This is Day 12 of 31 Days to Start a Freelancing Business (or Make Yours a Better One). If you want to catch up, click here to read Day 1.
Today, you’re going to put together something that can cause your prospects to hire you or not: your work samples or portfolio.
Your task today is to put together samples of your work that will help you put your best foot forward and win clients. Collect every piece of work you’ve done that you’re most proud of. You should have at least one good sample for every service you plan to offer.
Got everything? Your work has just begun.
Organize your work samples
But wait – first of all, digitize your samples, if they aren’t in digital format already.
Group together samples of the same type of work. And then compress each set into a zip fils. This is a little tip I picked up from Trish Lambert. This is one of her strategies for getting bids out in minutes. It will make it super easy for you to send samples whenever a prospect asks for them. And by grouping samples of the same work together, you’ll be sending relevant samples instead of a hodge-podge.
If your samples are in websites, organize them into lists, preferably hyperlinked to the actual sites.
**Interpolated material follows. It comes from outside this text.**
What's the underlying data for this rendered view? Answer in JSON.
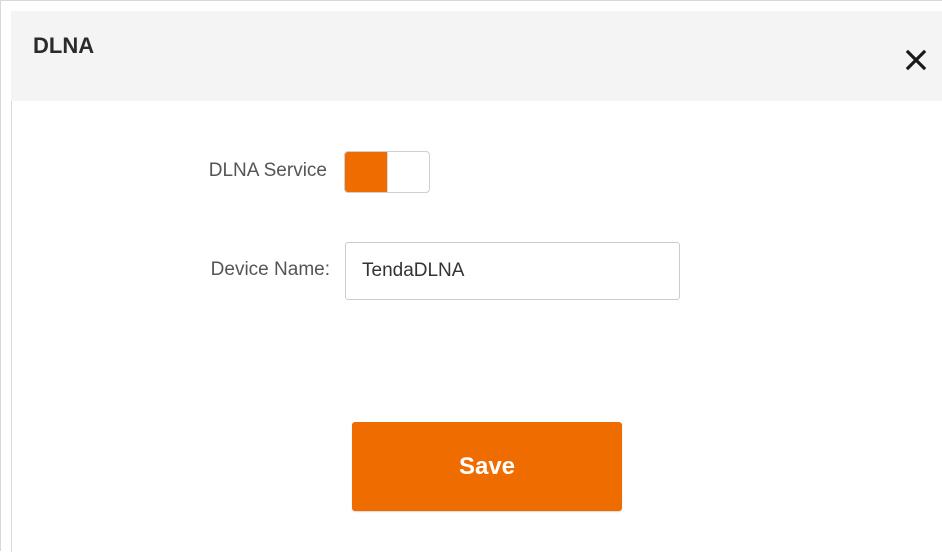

Remember to double-check these links regularly to make sure they still work.
What if you don’t have any samples to show?
Here are some things to try when you haven’t actually made anything yet:
- If you’re a writer, sign up for a site like Suite101.com and Associated Content. I like Suite101.com because you have to apply to wrote for them. I’m not sure if they actually decline anybody, but it does give a sense of exclusivity. What I like about these sites is you can earn money from your articles at the same time. I still get the occasional PayPal payment for the handful of articles I published in Suite101.com over a year ago.
- If you’re a web designer, create designs for fictitious sites or products. Put them up online (preferably on your own site, but more on that on a future post), with a brief description of what the site or product is, why you designed it that way, and what the marketing objectives are.
- If you’re a virtual assistant, offer a free service in exchange for a testimonial and permission to site the client’s business or site in your portfolio.
- If you’re a copywriter, write copy for a fictitious product. Or if you like, you could rewrite the existing copy of a product and even offer it to the owner for free – again, in exchange for a testimonial and use of the marketing material in your portfolio.
The freelancing portfolio is one of the most written about topics in freelancing. Here are articles you might want to check out:
1. “How to Decide What to Include in Your Portfolio” from FreelanceSwitch
2. “Building Your Portfolio with No Clients” from FreelanceFolder
What do you think of today’s task? Share your thoughts by posting a comment below.